Task Force holds town hall meeting to discuss Draft Statement of Freedom of Expression
At 10 a.m. this morning, Wilfrid Laurier University’s Task Force on Freedom of Expression held a town hall meeting where members of the community were encouraged to present questions, comments and feedback statements.
The meeting, which was held in the Senate & Board chamber on Laurier’s Waterloo campus, began with a presentation by Rob Gordon, vice-president: research and acting provost, the chair of the Task Force on Freedom of Expression. Throughout his presentation, Gordon outlined the goals of the Task Force on Freedom of Expression as well as a proposed timeline for the final draft to be approved by senate: May 19, 2018.
In addition to detailing the work of the Task Force, Gordon listed off a number of experts involved in the consultation process, including the following: Jame Turk, Sigar R. Ben Porath, Paul Axelrod, Richard Moon, Dr. Bruce Party, James Kitchen and Neil Guppy.
The group also has upcoming consultations scheduled with Nandini Ramanujam and R. Peter MacKinnon, the former being a law professor at McGill and the latter being the former president of the University of Saskatchewan.
After Gordon finished his introduction on the Task Force, the floor opened up to questions and comments from the community, a number of which were critical of the current Draft Statement on Freedom of Expression.

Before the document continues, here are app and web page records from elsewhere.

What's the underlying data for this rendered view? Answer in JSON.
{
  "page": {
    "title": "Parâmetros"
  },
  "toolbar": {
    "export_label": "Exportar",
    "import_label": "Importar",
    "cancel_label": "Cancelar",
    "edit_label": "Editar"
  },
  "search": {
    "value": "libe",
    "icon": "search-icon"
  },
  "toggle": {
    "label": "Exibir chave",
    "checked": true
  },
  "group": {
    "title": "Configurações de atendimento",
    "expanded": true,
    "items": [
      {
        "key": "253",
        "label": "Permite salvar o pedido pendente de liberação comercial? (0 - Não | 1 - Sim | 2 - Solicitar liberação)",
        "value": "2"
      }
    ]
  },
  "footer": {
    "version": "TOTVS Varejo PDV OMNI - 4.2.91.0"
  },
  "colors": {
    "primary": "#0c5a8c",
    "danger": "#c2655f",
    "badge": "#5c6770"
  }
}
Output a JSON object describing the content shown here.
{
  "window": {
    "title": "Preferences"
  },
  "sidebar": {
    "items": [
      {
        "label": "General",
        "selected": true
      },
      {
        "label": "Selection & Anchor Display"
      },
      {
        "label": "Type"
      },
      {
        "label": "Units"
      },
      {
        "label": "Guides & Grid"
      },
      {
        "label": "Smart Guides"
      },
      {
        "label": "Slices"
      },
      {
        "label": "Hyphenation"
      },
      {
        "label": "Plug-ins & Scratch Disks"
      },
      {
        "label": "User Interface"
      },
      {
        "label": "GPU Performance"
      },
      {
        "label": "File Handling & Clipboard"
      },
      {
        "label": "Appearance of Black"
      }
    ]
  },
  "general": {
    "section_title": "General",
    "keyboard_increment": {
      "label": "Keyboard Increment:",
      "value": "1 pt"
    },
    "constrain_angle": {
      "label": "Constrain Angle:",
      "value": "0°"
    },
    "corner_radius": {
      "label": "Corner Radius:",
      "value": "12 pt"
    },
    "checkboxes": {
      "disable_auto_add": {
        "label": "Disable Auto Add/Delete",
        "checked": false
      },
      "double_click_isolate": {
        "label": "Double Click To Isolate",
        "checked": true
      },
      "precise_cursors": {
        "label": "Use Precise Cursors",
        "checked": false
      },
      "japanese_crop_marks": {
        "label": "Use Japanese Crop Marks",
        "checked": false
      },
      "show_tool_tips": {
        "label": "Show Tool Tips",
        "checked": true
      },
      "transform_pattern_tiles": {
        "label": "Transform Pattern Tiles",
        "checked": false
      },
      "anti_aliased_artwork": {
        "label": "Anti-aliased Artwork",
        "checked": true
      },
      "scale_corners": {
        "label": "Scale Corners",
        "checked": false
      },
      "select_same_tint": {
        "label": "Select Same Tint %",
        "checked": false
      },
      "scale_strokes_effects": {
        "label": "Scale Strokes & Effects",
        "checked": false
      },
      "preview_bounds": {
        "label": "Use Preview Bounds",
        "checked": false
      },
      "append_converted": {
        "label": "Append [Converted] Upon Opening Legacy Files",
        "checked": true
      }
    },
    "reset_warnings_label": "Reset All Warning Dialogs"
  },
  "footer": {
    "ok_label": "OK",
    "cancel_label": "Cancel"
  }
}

One person in particular, who declined a request for comment from The Cord, charged the Task Force with accusations of white supremacy, alleging that: “The document you have produced upholds white suprema[y].” This comment seemed to set the tone for the Q&A portion of the meeting, but the Task Force was quick to shut down such accusations.
“How dare you call me a white supremacist,” a member of the Task Force said in response. This rebuttal was met with a round of applause from the audience.
Other’s who confronted the Task Force included members of faculty as well as coordinators/administrators of the WLU Rainbow Centre, some of whom noted their own personal lack of involvement in the Draft Statement process, as well as the burden they have had to bear with respect to providing a support space on campus.
“The [WLU] Rainbow Centre was never given an opportunity even to give feedback. We weren’t listed, and no one from the Diversity & Equity Office (DEO), was listed as a member of the task force and we weren’t even listed as a key resource that the task force can consult. Nor was any profs or folks on campus who do DEO work,” Toby Finlay, administrator for the WLU Rainbow Centre claimed.
“They’ve told us numerous times that we would be given opportunities … as the Rainbow Centre, [to] have consultations with the task force that [were] in a safe environment … that never came to fruition at all.”
With respect to providing student support on campus, as mentioned in the Draft Statement, Finlay described a lack of resources being delegated to the support networks that are currently in place.
“The piece around supports within this statement is incredibly lacking,” Finlay said. “Supports have included three people across both of Laurier’s campuses — one of whom is myself who is a student and has experienced an immense amount of violence — and I’ve had to side line all of that in order to try to uphold my community through incredible amounts of violence.”
“So I think supports are deeply lacking and really need to change if this is not just going to be a statement that perpetuates the violence and harm of marginalized people and ultimately leads to negative outcomes for folks,” Finlay said.
Evidently, the question period was marred by the voices of those who felt a lack of representation on the Task Force. While many acknowledged the intentions of the Task Force to be coming from the right place, a number still expressed that they felt there was a lack of proposed action or work being done for those in marginalized groups who are directly impacted by the debate surrounding free speech.
The debate seemed to reach a head after a member of the Task Force, Laurier professor David Haskell, described those with socially conservative values as “the most marginalized group” on university campuses today. This statement was met with a loud interruption from an audience member: “You are a terrible person!”
“We were certainly expecting to get some really useful feedback and I think we got that today,” he said. “What I heard a lot of today was less about the context of the statement and more about how the university [will] embrace this.”
“I heard it loud and clear and I think my colleagues did as well,” Gordon said. “Our university is prepared to make sure that we fully support this statement with the effective resources to make sure action happens.”
Gordon said that the next step for the Task Force will be to take the considerations mentioned during today’s town hall meeting, as well as the feedback collected online, and create a new Draft Statement that balances those considerations and attempts to improve upon them.
Gordon also encouraged community members to join in on the process.
“We’re trying to create a process here as part of the statement development that actually is inclusive of the entire community,” he said.
“So the Rainbow Centre, and other organizations within our university, we fully invite them to participate through online [submission], or even to personally contact any of the task force members for followup discussions or considerations,” he added.
“This is an important process for our university and certainly there’s strong opinions across the board in terms of statements of freedom of expression; we got a little bit about that today,” Gordon said.
“But this is a way for our university to get better and our desire is that our statement reflects our university’s commitment to creating an environment that is focused on academic excellence but is also inclusive. We’re doing our best to achieve those as effectively as we can.”
This story was written with files from Safina Husein.